Museums | Sights
The Museum of Printing History presents Messengers of the Posada Influence on view October 17, 2013 to February 8, 2014. Opening Reception: Thursday, October 17, 2013, 6:00 P.M. to 8:00 P.M. with a lecture by exhibiting artist Tom Huck on “The Influence of Posada on Contemporary Printers” at 5:30 P.M.In conjunction with the 100 year anniversary of the death of revolutionary Mexican printmaker José Guadalupe Posada (1852-1913), six contemporary printmakers are being featured at the Museum of Printing History, demonstrating the lasting influence of this legendary printer. Key elements that link their work to Posada are a gritty realism and raw depiction of humanity; political-social satire and themes of vanitas; and an evocation of street scenes and popular culture; as well as a wide appeal of Posada imagery, including the calaveras and katrinas.Artists featured are Artemio Rodriguez, The Amazing Hancock Brothers, Tom Huck, Dennis Mc Nett and Carlos Hernandez. Several of these artists have been featured at the “It Came From the Bayou!” print event, which takes place each April in Houston.Messengers of the Posada Influence is taking place in conjunction with Calaveras Mexicanas: The Art and Influence of José Guadalupe Posada happening at the Museum of Fine Arts Houston from September 13, 2013 to December 15, 2013.Upcoming Related Exhibition: Elvira Sarmiento: Alludere Posada

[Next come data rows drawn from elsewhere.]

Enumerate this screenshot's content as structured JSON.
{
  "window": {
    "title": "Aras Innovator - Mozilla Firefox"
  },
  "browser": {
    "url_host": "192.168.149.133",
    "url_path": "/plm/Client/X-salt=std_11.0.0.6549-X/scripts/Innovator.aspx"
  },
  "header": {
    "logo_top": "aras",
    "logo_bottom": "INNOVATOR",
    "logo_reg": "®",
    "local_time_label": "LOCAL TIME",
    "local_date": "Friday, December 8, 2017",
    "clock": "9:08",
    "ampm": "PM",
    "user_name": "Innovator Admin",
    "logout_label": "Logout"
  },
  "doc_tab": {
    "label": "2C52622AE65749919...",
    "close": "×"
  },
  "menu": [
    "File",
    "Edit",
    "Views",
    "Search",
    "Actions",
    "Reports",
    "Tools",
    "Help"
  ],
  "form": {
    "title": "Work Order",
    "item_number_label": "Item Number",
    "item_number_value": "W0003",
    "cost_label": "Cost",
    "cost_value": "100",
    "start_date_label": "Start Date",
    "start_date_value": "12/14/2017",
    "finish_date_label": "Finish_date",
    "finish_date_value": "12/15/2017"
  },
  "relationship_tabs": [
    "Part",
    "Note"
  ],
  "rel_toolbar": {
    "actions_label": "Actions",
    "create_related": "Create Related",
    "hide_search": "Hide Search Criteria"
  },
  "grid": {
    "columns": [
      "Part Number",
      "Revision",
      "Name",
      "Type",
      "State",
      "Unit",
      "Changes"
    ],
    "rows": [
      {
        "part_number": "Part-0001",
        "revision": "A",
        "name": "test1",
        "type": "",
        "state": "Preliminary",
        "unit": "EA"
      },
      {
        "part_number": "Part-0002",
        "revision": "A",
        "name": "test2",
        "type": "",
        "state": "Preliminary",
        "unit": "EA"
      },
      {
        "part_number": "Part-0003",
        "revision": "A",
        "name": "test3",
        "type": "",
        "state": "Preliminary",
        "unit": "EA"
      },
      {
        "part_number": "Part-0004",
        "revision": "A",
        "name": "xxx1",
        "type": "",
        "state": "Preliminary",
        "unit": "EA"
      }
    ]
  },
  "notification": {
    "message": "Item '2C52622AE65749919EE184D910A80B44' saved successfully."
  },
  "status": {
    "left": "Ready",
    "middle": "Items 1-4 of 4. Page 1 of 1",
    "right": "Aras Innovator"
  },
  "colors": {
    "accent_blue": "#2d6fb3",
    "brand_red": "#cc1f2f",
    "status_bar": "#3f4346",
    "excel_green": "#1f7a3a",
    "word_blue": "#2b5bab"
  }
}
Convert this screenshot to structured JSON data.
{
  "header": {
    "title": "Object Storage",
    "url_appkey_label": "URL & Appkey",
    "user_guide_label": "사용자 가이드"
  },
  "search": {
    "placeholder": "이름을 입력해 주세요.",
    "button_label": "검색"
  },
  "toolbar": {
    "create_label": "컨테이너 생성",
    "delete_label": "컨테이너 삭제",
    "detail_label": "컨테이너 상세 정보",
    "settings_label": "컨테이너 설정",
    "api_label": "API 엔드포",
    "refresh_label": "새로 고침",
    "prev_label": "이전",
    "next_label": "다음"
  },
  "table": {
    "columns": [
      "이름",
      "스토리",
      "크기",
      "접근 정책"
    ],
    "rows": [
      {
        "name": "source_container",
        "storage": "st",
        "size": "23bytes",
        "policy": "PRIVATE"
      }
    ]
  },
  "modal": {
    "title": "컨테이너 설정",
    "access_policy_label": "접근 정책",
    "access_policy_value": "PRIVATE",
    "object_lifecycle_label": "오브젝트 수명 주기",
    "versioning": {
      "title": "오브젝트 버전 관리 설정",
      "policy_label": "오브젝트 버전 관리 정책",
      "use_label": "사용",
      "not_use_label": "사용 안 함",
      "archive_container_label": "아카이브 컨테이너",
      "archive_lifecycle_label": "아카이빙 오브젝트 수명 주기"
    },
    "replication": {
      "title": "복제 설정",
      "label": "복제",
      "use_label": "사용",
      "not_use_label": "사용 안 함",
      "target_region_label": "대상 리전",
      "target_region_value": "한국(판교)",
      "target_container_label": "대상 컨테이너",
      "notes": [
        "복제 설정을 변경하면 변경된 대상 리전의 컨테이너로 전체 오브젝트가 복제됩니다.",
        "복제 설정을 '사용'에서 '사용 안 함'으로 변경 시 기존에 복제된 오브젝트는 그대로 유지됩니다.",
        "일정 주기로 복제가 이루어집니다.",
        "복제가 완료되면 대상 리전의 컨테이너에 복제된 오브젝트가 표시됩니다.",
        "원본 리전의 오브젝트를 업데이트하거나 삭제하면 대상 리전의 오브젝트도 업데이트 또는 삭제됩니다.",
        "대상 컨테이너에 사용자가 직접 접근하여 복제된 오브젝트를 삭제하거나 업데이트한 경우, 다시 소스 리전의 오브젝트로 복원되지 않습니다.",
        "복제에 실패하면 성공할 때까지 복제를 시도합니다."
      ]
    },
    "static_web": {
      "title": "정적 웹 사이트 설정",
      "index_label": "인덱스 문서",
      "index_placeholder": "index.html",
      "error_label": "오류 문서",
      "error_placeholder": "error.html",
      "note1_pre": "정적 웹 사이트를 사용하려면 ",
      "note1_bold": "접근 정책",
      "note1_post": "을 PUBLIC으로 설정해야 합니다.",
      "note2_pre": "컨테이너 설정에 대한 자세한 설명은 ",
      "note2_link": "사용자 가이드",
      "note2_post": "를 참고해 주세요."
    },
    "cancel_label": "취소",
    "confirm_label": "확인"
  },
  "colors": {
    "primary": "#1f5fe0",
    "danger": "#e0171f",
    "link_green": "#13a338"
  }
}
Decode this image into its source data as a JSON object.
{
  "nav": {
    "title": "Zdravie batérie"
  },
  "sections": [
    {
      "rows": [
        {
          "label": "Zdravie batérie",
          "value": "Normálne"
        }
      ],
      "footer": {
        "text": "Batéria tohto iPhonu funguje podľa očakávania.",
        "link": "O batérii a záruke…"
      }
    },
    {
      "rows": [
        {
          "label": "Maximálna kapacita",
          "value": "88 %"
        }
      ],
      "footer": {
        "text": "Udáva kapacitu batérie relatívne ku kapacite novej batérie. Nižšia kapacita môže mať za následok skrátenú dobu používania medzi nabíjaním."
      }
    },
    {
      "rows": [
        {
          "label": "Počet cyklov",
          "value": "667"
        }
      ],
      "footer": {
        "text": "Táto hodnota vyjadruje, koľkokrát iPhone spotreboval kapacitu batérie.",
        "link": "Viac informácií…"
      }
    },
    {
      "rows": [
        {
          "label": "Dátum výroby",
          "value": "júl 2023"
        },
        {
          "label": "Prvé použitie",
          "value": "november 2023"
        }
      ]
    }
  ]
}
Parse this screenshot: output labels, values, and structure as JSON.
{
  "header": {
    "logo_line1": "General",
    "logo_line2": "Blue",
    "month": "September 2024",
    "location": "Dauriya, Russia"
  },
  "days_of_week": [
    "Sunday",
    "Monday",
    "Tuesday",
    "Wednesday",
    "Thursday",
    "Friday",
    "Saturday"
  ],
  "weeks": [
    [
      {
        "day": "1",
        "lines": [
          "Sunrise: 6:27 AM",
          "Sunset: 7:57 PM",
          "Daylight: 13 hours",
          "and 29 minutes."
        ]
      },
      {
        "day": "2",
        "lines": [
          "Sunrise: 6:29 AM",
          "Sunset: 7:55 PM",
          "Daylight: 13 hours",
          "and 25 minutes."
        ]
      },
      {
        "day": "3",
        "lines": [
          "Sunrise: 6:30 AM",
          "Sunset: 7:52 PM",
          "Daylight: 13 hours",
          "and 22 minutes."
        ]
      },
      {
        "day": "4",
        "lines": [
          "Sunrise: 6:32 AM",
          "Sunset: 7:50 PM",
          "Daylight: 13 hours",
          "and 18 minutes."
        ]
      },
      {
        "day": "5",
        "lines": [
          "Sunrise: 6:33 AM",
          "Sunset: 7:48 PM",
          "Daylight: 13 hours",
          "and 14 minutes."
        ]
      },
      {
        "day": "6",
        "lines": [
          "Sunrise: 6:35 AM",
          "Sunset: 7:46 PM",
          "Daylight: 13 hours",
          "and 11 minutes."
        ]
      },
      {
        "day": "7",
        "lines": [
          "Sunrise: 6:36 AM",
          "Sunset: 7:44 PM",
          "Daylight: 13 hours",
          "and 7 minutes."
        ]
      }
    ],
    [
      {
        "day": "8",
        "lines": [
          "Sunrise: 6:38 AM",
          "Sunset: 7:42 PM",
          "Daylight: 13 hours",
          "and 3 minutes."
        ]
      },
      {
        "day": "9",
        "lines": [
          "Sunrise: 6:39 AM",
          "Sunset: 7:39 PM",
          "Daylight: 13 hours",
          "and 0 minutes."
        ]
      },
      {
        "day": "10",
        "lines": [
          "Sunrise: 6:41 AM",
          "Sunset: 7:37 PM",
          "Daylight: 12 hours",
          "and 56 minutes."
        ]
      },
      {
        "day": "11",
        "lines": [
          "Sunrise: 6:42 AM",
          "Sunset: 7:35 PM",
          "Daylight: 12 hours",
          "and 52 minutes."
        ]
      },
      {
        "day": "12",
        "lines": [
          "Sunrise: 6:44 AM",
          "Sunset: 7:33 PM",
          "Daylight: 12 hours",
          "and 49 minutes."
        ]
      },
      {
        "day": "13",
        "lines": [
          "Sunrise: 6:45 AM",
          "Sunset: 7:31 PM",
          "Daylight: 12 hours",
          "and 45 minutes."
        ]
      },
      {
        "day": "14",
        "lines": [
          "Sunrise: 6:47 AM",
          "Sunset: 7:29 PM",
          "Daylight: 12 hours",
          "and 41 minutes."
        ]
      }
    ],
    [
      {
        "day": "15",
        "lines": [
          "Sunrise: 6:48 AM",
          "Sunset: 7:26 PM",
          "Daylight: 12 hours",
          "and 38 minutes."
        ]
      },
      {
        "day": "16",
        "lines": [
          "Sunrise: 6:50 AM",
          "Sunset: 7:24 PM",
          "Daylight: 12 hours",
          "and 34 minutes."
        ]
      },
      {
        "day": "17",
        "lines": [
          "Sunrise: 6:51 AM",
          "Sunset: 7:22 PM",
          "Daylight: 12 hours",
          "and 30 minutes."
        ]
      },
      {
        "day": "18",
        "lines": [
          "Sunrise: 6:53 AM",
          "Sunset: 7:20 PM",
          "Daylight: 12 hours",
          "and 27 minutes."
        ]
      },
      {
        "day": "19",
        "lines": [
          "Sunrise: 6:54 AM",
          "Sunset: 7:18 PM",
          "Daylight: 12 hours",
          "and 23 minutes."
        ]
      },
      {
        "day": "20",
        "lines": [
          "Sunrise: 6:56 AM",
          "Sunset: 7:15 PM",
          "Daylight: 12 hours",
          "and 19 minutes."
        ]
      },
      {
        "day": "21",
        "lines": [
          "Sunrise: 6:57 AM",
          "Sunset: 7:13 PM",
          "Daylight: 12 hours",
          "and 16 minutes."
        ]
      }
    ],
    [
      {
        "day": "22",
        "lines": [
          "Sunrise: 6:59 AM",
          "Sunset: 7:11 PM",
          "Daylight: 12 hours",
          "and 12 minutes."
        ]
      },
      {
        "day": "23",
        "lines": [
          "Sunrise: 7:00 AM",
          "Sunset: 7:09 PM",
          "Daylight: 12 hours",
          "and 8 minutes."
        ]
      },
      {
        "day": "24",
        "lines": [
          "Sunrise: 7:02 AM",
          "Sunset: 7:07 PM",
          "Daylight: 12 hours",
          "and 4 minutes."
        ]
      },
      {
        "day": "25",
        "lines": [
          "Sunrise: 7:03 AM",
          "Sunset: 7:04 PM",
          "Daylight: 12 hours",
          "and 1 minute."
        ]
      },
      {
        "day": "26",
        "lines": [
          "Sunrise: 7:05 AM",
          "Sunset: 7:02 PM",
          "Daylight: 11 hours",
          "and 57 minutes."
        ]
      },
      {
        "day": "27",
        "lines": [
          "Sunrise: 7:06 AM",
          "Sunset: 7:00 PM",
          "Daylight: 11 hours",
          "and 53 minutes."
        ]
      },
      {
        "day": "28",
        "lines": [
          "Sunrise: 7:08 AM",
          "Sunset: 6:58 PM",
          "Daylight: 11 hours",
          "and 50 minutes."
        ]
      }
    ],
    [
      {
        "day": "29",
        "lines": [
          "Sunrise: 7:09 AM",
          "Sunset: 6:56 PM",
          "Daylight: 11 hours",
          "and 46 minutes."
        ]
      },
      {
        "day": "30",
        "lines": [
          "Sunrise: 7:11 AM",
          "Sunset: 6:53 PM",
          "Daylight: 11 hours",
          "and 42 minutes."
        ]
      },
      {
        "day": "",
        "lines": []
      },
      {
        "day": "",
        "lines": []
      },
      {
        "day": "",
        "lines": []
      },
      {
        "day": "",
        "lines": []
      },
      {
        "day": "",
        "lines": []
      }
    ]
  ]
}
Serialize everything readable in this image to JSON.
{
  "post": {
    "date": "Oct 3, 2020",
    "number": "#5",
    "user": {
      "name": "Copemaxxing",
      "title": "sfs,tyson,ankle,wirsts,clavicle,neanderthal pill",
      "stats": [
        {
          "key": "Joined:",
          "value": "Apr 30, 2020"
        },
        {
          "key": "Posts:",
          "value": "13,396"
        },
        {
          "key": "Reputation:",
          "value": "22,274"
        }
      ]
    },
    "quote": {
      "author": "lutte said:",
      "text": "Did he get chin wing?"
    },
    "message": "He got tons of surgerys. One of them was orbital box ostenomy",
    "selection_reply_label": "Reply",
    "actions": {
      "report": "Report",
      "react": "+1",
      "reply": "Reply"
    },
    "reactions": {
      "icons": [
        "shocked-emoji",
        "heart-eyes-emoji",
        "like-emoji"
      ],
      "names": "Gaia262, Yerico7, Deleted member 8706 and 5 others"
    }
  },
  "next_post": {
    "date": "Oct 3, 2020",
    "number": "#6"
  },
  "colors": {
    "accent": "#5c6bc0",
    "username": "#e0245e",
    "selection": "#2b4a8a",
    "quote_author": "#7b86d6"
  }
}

Opening reception on Thursday, November 7, 2013 6:00 P.M. to 8:00 P.M.José Guadalupe Posada (1852-1913), often known as the printmaker to the Mexican people, depicted many aspects of Mexican life and culture through broadsides created for the penny press. Born in Aguascalientes, he eventually moved to Mexico City in the late 1880s and began working for the publisher Antonio Vanegas Arroyo. Using a variety of techniques and materials, Posada created graphic and dramatic illustrations for flyers and newspapers that communicated daily news, crimes, and disasters to the predominately illiterate masses. He became most well known for his satirical imagery, which incorporataed skulls and skeletal figures of bourgeoisie females.The Museum of Printing History, founded in 1979, is one of only four printing museums in the country. The museum’s mission is to preserve and promote the history, technology, and art of printing. Through its permanent collection of historical documents, fine art prints, and antique printing equipment, the Museum of Printing History narrates the story of printed communication and the ways in which printing technologies have transformed lives. In addition, the museum maintains three gallery spaces devoted to temporary exhibitions and four working studios dedicated to book arts and fine art printing.Pictured above: Posada: 100 Years On, The Amazing Hancock Brothers & Carlos Hernandez, 2013, Screenprint, 1 of 100 prints, 18” x 24” (paper size of each), Image courtesy of the artists.Pictured below: Evil forest, Artemio Rodriguez, 2010, Woodcut, 12" x 48" (paper size), Image courtesy of the artist.